Agumbe in monsoons is addictive! Many people I know are still unable to comprehend why I was in a place which gets the most rainfall in South India, that too at the height of the monsoons. It’s a joy that can only be experienced...
Along with a group of photographer-naturalists, I spent an extended weekend at Agumbe last week. Our base was the Agumbe Rainforest Research Station (ARRS). ARRS was founded by Romulus Whitaker to study the rainforest ecology. Their flagship project is the King Cobra project. These elusive giants are among the least studied animals in the world.
Our trip started off with a rather adventurous twist. For those not following the news, Karnataka’s coast has been battered by the monsoons. Most of the ponds and lakes are overflowing and the roads were flooded at multiple places. As our bus from Bangalore navigated through tyre-deep water (where cars and vans were stuck), we ran into electricity wires that were hanging low! A few tense moments and we realized that the place (luckily for us) had no power. The bus conductor, rather foolhardily than bravely, pushed the wires with a plastic bag and we took a deep breath again.
Monsoon is the best time to be in Agumbe. That’s when the forest comes alive. Streams turn into rivulets. Waterfalls abound. Raindrops fall on your head :). The fog turns it into a dream. Although most animals and birds are hard to spot in this weather, frogs, crabs and snakes appeared to be having a gala time.
The following is a list of frogs and snakes seen on the trip.
1. Rhacophorus Malabaricus (Malabar flying frog)
2. Duttaphrynus melanosticus (Common Indian Toad)
3. Sylvirana Temporalis (Bronzed Frog)
4. Philautus Neelanethrus (Blue-eyed Bush Frog)
5. Philautus Ponmudi (Ponmudi Bush-frog)
6. Philautus Wynaadensis (White-nosed Bush-frog)
7. Euphlyctis Cyanophlyctis (Common Skittering Frog)
1. Spectacled Cobra (Naja naja)
2. Hill Keelback (Amphiesma monticola)
3. Green vine snake (Ahaetulla nasuta)
4. Malabar rock pit viper (Trimeresurus malabaricus)
The thing with most of us city-breds is that rains automatically trigger an instinct to get indoors. I “suffered” with this for the first couple of days of my trip. I would get up to the sound of rain and would feel so thankful that I was indoors. Then, better sense would prevail on the purpose of my trip. I would slowly get myself into a raincoat, with my camera hanging on my side, and be off into the rains.
Leeches were a particularly interesting part of the trip. These slimy heat-sensing creatures come out of a long sleep at the onset of the monsoons and suck blood out of everything that moves. And they are everywhere. I was, admittedly, very scared of them for the first two days. I wouldn’t go out without leech socks and would scream when I found one of them on me. Then I saw a long stream of blood on my leg (from a leech that had had its fill and fallen off). And, leeches became a part of life.
I must thank ARRS for the fantastic experience.
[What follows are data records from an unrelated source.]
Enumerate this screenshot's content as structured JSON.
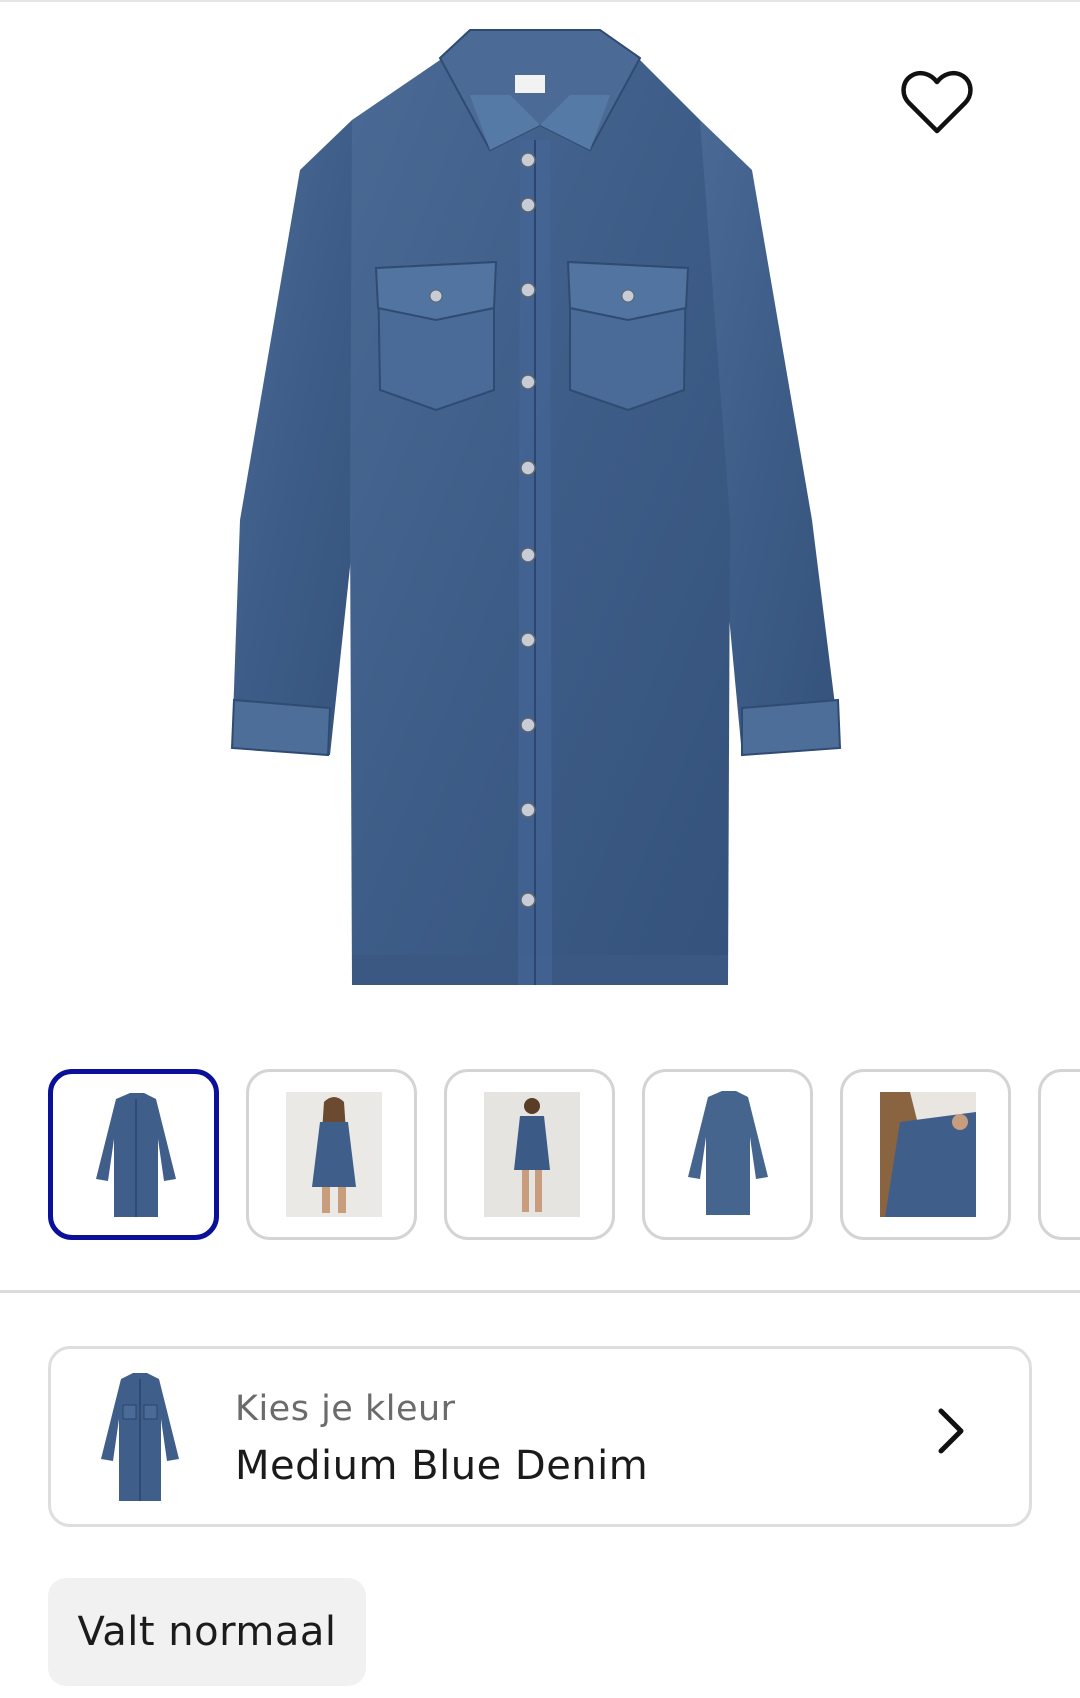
{
  "product": {
    "image_icon": "denim-shirt-dress-image",
    "favorite_icon": "heart-outline-icon"
  },
  "thumbnails": [
    {
      "name": "thumbnail-1",
      "depicts": "dress-front-flat",
      "active": true
    },
    {
      "name": "thumbnail-2",
      "depicts": "model-front",
      "active": false
    },
    {
      "name": "thumbnail-3",
      "depicts": "model-back",
      "active": false
    },
    {
      "name": "thumbnail-4",
      "depicts": "dress-back-flat",
      "active": false
    },
    {
      "name": "thumbnail-5",
      "depicts": "model-detail",
      "active": false
    },
    {
      "name": "thumbnail-6",
      "depicts": "more",
      "active": false
    }
  ],
  "color_selector": {
    "label": "Kies je kleur",
    "value": "Medium Blue Denim",
    "chevron_icon": "chevron-right-icon"
  },
  "fit_badge": {
    "label": "Valt normaal"
  },
  "colors": {
    "denim": "#3f5f8a",
    "denim_dark": "#2f4b72",
    "active_border": "#0b109a",
    "border": "#d4d4d4"
  }
}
They helped us get around the rainforest and see the bio-diversity. They educated us on so many aspects, including how they track the King. The stay was homely and I still miss the simple food. Thank you guys!